Doing just fine
Hi there readers, remember me? It is I, Chally! I have been absent, it is true (well sort of, here’s a post I’ve posted elsewhere on the subject of absence) but now I have returned to your lovely company. I want to talk a bit about my having been away and the disability implications thereof.
I’ve had quite a lot on for the last few months between uni work and moving home (well, sort of, but that’s a story for another time). And what with being chronically ill, that has really taken its toll. I’ve been having days where I could eat and sleep and do assignments and that was about it. It was pretty frustrating.

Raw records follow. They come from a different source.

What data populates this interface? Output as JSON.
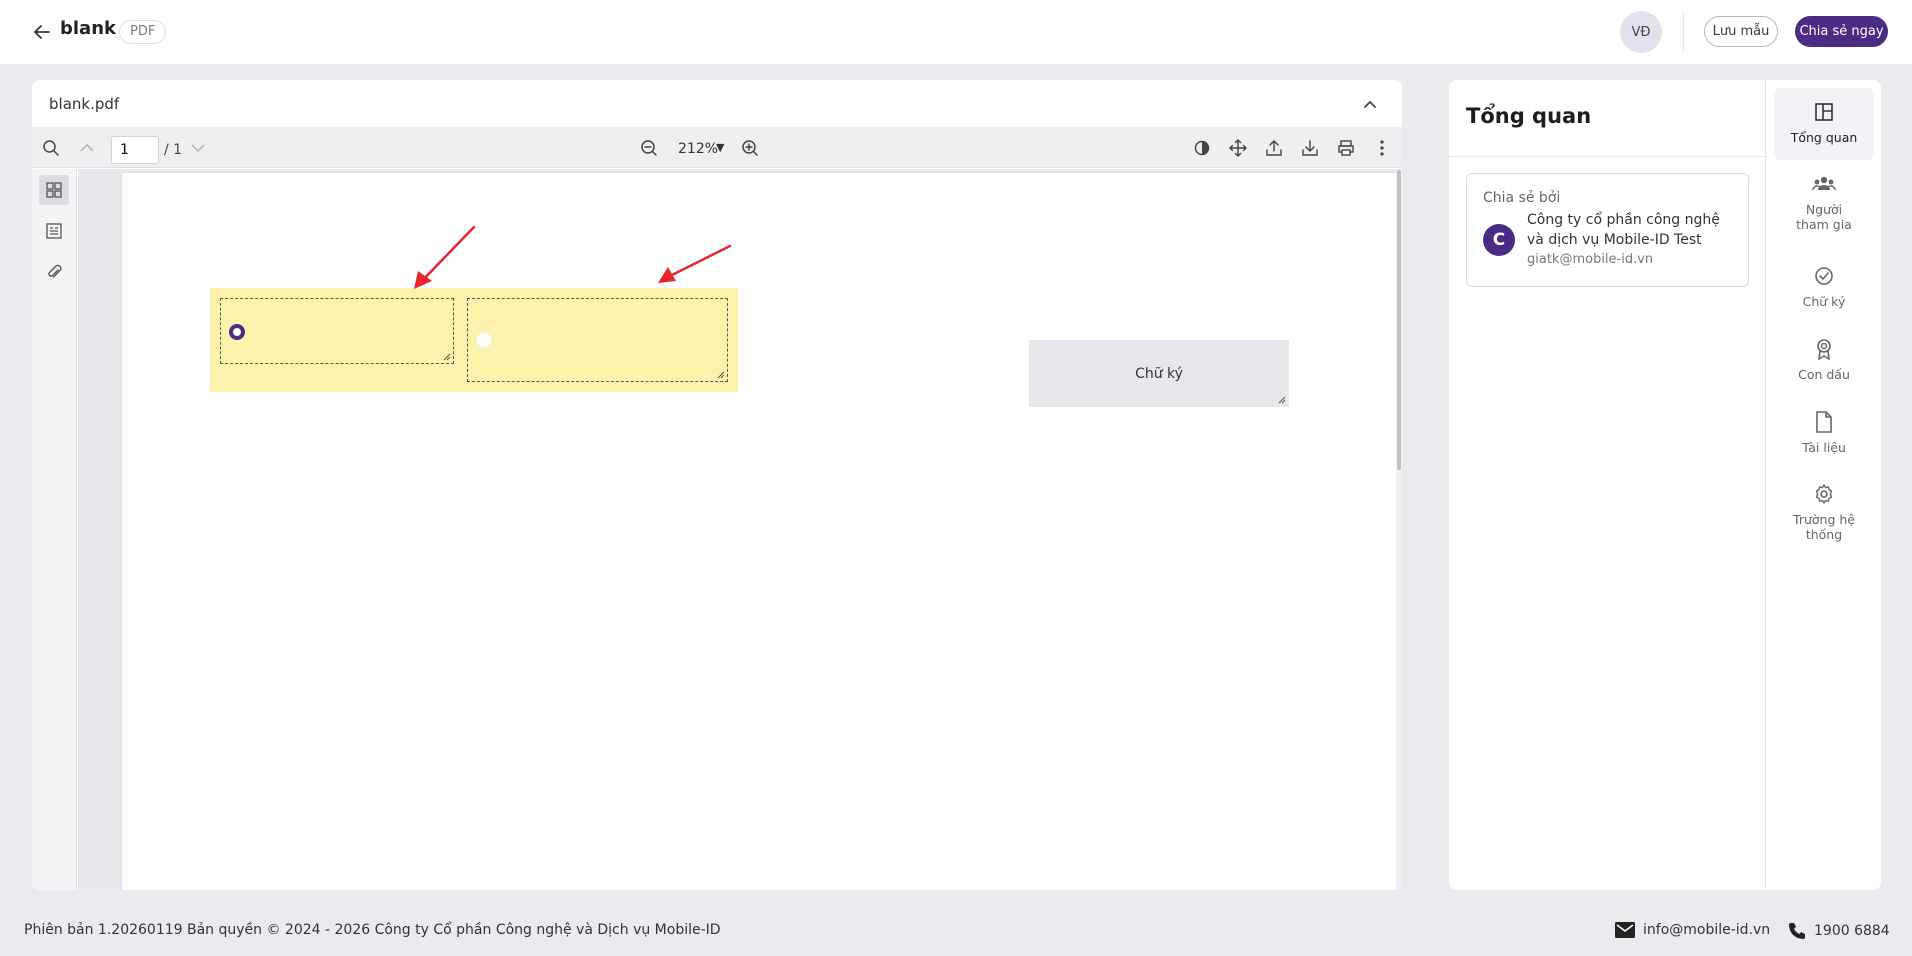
{
  "header": {
    "title": "blank",
    "badge": "PDF",
    "user_initials": "VĐ",
    "save_template_label": "Lưu mẫu",
    "share_now_label": "Chia sẻ ngay"
  },
  "viewer": {
    "file_name": "blank.pdf",
    "page_current": "1",
    "page_total": "/ 1",
    "zoom": "212%",
    "signature_field_label": "Chữ ký"
  },
  "right_panel": {
    "title": "Tổng quan",
    "shared_by_label": "Chia sẻ bởi",
    "sharer_initial": "C",
    "sharer_name": "Công ty cổ phần công nghệ và dịch vụ Mobile-ID Test",
    "sharer_email": "giatk@mobile-id.vn",
    "nav": [
      {
        "label": "Tổng quan",
        "icon": "overview-icon"
      },
      {
        "label": "Người tham gia",
        "icon": "participants-icon"
      },
      {
        "label": "Chữ ký",
        "icon": "signature-check-icon"
      },
      {
        "label": "Con dấu",
        "icon": "seal-icon"
      },
      {
        "label": "Tài liệu",
        "icon": "document-icon"
      },
      {
        "label": "Trường hệ thống",
        "icon": "gear-icon"
      }
    ]
  },
  "footer": {
    "copyright": "Phiên bản 1.20260119 Bản quyền © 2024 - 2026 Công ty Cổ phần Công nghệ và Dịch vụ Mobile-ID",
    "email": "info@mobile-id.vn",
    "phone": "1900 6884"
  },
  "colors": {
    "primary": "#4b2c84",
    "radio_group_bg": "#fdf2ab",
    "signature_field_bg": "#e6e8eb",
    "annotation_arrow": "#e8262b"
  }
}
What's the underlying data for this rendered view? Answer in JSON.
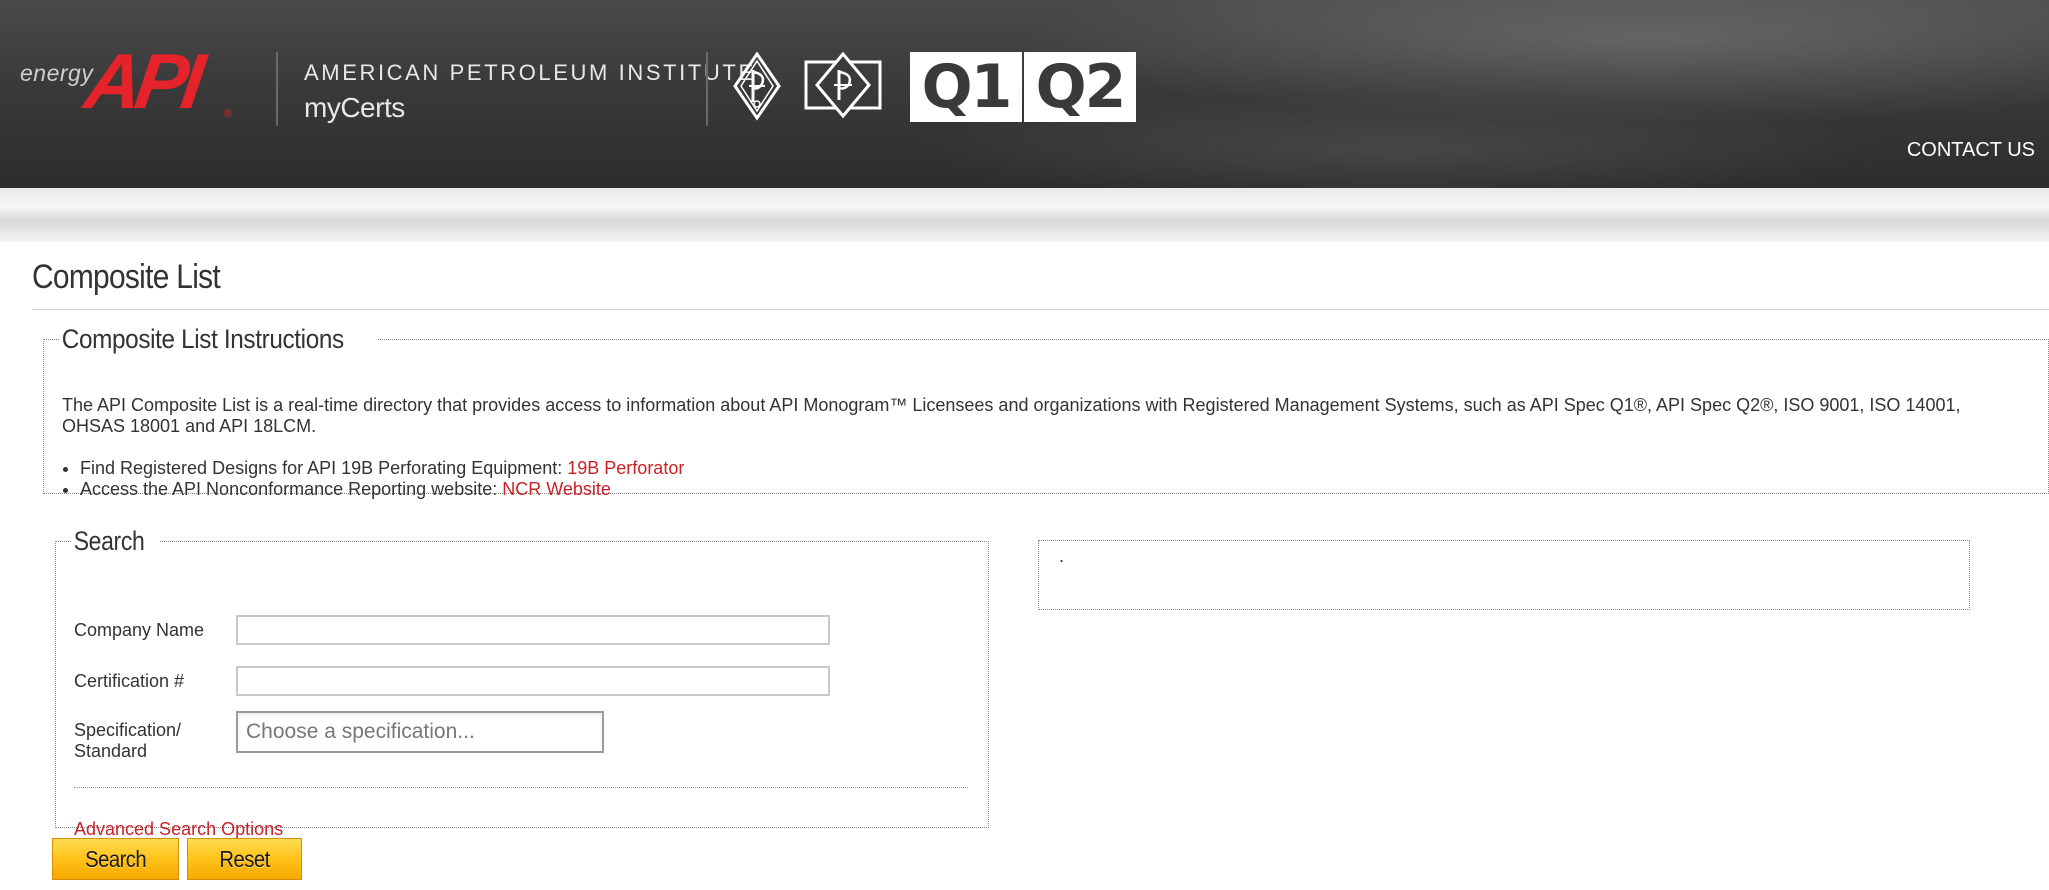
{
  "header": {
    "logo_word": "energy",
    "logo_brand": "API",
    "logo_reg": "®",
    "org_name": "AMERICAN PETROLEUM INSTITUTE",
    "app_name": "myCerts",
    "cert_logos": [
      "API Monogram",
      "API Monogram",
      "Q1",
      "Q2"
    ],
    "q1_text": "Q1",
    "q2_text": "Q2",
    "contact_label": "CONTACT US"
  },
  "page": {
    "title": "Composite List"
  },
  "instructions": {
    "legend": "Composite List Instructions",
    "text": "The API Composite List is a real-time directory that provides access to information about API Monogram™ Licensees and organizations with Registered Management Systems, such as API Spec Q1®, API Spec Q2®, ISO 9001, ISO 14001, OHSAS 18001 and API 18LCM.",
    "items": [
      {
        "text": "Find Registered Designs for API 19B Perforating Equipment: ",
        "link": "19B Perforator"
      },
      {
        "text": "Access the API Nonconformance Reporting website:  ",
        "link": "NCR Website"
      }
    ]
  },
  "search": {
    "legend": "Search",
    "company_label": "Company Name",
    "company_value": "",
    "cert_label": "Certification #",
    "cert_value": "",
    "spec_label_line1": "Specification/",
    "spec_label_line2": "Standard",
    "spec_placeholder": "Choose a specification...",
    "advanced_link": "Advanced Search Options"
  },
  "results": {
    "marker": "."
  },
  "buttons": {
    "search_label": "Search",
    "reset_label": "Reset"
  },
  "colors": {
    "header_bg": "#3a3a3a",
    "accent_red": "#cc2027",
    "button_yellow": "#ffc21a"
  }
}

Part of the problem was that I was just that exhausted by the assigned work and just getting through the day. But part of it also was that I worked especially hard at uni just to prove the disabled lady could do it. I’ve been pretty used to the attitude that I’ve not worthy of a place in whatever educational institution I happened to be participating at the time. It’s an awful feeling, the feeling that I’m not so deserving of an education (or a good education) because of the kind of body I have, or because there’s a perception of me as a whiny lying woman, and it has invested me with a thirst to prove myself. Or, better, a fear that they’re right. So I work really, really hard. I hand in the most perfect assignments I can write. And that’s so exhausting. It’s a vicious cycle: I’m disabled, so I have to exacerbate my disability to show I’m doing fine, which just makes everything else worse. I’ve been so tired, and every day has been so hard.

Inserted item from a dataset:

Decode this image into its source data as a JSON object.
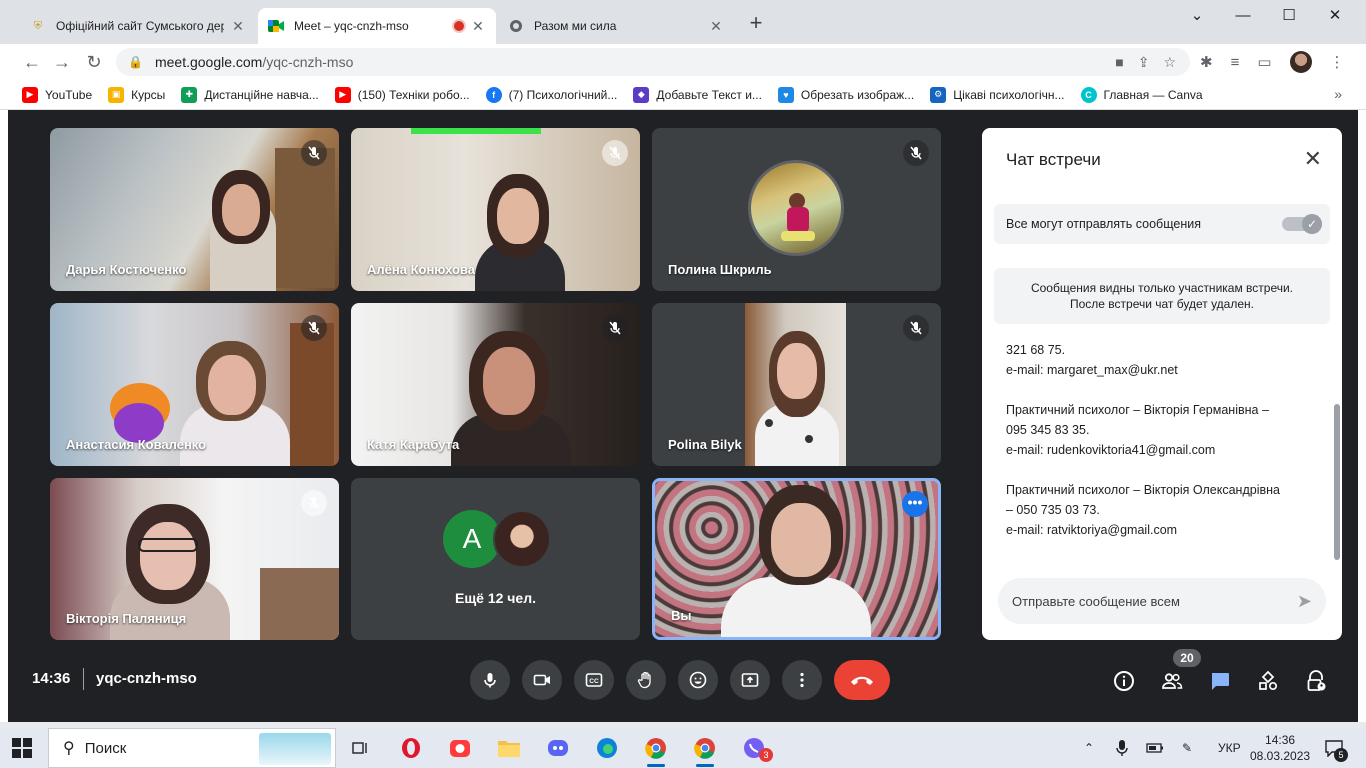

I also want to talk a bit about adjusting my ideas of what “doing fine” means. If I’m having to exhaust myself in order to prove myself (and I’ve been proving myself (yay ridiculously good marks!)) there’s no real advantage to me. That trade-off between work/life balance and living up to expectations hasn’t been serving me, it’s been serving an ideal of what society expects of me. It’s been serving the idea that we’re only good enough if we try and approach abled ideas of the Super Hard Working and High Achieving PWD, a pretty impossible way to be. And not an ideal one either, I’d argue – I think it would have been better if I balanced everything in my life a bit more and, even if I got slightly worse marks, felt better in myself, lived a bit more. That would have been “doing fine;” it would have been doing great.
Goodness me, there’s social justice to be explored even in absence, isn’t there?